[Opening Task data section]

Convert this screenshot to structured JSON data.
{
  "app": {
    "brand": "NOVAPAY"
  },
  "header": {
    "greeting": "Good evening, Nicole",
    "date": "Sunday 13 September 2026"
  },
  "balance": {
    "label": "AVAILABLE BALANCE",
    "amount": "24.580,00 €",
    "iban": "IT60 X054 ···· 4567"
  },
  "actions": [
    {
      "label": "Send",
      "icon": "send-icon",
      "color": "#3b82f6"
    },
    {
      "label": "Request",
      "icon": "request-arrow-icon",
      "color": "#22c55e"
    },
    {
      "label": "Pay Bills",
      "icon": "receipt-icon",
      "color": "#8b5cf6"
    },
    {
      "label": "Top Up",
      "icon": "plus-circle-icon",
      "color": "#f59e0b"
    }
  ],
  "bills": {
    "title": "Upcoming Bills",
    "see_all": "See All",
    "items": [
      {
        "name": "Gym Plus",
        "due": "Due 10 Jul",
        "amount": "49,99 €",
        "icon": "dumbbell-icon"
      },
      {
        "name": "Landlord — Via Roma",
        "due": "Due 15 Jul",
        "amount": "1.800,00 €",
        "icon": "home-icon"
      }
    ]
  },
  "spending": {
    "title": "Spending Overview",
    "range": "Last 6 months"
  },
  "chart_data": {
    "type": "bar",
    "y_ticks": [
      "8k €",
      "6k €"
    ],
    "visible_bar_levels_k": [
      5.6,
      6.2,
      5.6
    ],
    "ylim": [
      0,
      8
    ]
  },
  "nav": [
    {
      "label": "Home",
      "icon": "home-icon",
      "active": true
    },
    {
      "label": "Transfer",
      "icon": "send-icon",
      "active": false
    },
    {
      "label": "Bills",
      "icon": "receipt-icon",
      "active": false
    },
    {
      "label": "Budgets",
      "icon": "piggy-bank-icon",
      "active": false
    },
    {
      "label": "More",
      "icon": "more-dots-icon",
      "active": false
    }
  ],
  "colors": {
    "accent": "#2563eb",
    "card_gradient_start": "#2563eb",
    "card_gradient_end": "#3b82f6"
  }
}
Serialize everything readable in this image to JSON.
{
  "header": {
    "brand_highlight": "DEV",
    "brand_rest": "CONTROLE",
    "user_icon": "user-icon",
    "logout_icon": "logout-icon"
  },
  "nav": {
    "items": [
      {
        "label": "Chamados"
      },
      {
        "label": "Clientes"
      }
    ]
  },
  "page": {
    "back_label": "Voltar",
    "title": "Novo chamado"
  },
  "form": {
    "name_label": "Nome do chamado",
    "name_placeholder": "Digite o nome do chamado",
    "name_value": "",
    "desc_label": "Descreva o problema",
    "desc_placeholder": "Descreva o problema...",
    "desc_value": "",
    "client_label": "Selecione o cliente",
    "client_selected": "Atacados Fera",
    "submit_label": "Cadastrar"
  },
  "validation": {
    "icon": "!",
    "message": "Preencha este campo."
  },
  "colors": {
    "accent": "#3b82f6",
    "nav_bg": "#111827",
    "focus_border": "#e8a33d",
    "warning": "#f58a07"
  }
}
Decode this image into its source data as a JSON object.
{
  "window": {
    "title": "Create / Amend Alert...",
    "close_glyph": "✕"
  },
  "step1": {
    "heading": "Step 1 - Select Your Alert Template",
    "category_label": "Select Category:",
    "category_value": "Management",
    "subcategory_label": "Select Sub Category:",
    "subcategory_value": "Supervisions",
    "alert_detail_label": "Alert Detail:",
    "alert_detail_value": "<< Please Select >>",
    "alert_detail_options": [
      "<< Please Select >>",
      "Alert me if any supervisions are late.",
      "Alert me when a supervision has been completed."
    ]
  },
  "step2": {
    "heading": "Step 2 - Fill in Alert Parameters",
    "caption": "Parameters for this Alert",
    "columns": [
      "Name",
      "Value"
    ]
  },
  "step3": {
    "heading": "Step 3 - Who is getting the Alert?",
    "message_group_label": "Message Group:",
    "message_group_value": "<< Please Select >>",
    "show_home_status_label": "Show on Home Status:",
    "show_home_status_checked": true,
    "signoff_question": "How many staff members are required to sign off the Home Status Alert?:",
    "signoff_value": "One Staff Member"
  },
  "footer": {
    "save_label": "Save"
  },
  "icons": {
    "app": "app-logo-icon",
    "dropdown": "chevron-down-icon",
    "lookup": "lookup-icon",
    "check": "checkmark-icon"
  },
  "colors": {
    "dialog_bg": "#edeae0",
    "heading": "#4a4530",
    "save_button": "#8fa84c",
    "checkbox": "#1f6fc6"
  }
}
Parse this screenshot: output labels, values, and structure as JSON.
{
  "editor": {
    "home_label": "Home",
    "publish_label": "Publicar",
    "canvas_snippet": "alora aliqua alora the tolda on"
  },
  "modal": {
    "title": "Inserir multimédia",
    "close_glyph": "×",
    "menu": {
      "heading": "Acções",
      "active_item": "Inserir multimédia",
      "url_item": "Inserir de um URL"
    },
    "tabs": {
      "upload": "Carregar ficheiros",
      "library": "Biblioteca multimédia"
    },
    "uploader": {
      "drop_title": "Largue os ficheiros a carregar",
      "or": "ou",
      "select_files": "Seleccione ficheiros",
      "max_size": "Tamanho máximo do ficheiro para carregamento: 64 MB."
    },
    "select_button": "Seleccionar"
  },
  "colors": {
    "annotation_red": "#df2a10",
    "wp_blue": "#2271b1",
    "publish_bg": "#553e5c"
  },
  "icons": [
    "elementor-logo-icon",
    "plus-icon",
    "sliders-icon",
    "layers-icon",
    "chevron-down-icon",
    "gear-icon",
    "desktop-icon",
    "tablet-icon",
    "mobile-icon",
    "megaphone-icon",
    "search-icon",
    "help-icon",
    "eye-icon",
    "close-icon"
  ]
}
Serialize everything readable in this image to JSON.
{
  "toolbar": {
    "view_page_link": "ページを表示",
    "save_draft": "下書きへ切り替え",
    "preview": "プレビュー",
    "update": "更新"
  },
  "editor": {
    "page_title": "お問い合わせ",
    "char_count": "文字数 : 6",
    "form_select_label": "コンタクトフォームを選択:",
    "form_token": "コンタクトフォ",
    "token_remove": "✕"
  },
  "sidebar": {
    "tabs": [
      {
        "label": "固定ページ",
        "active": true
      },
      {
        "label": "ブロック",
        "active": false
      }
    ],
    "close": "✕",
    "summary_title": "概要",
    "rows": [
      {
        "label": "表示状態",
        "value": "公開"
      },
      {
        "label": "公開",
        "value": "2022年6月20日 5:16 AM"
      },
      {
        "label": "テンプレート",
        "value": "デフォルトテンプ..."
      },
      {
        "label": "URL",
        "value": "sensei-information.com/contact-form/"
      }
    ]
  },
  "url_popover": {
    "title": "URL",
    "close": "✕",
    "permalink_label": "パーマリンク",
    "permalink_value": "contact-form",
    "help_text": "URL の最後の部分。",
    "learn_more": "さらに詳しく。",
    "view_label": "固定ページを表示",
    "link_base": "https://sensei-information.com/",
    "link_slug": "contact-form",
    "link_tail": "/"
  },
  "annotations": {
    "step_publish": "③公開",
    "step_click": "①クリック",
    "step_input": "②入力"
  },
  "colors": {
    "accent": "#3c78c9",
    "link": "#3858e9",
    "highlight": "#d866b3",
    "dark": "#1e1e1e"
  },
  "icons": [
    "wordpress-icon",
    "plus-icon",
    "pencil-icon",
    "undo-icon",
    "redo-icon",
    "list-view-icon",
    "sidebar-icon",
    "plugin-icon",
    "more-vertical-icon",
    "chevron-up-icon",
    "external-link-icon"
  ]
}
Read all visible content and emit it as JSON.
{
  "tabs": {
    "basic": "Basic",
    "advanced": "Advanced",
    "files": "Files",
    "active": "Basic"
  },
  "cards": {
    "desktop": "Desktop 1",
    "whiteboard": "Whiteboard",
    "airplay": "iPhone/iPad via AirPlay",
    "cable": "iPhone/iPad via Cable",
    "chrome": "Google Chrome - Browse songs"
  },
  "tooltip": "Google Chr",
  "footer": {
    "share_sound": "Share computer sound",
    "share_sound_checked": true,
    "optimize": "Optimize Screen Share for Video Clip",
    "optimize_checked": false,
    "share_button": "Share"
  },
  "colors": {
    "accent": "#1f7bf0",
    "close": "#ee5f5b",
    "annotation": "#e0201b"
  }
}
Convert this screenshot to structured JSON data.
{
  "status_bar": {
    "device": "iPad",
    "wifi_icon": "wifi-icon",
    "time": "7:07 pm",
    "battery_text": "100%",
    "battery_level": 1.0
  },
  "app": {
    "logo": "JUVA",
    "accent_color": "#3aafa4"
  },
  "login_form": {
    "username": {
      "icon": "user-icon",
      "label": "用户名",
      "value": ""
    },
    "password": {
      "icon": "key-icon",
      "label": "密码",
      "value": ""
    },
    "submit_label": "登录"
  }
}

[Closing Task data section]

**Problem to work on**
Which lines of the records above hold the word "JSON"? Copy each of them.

**Result below**
Convert this screenshot to structured JSON data.
Serialize everything readable in this image to JSON.
Decode this image into its source data as a JSON object.
Parse this screenshot: output labels, values, and structure as JSON.
Serialize everything readable in this image to JSON.
Read all visible content and emit it as JSON.
Convert this screenshot to structured JSON data.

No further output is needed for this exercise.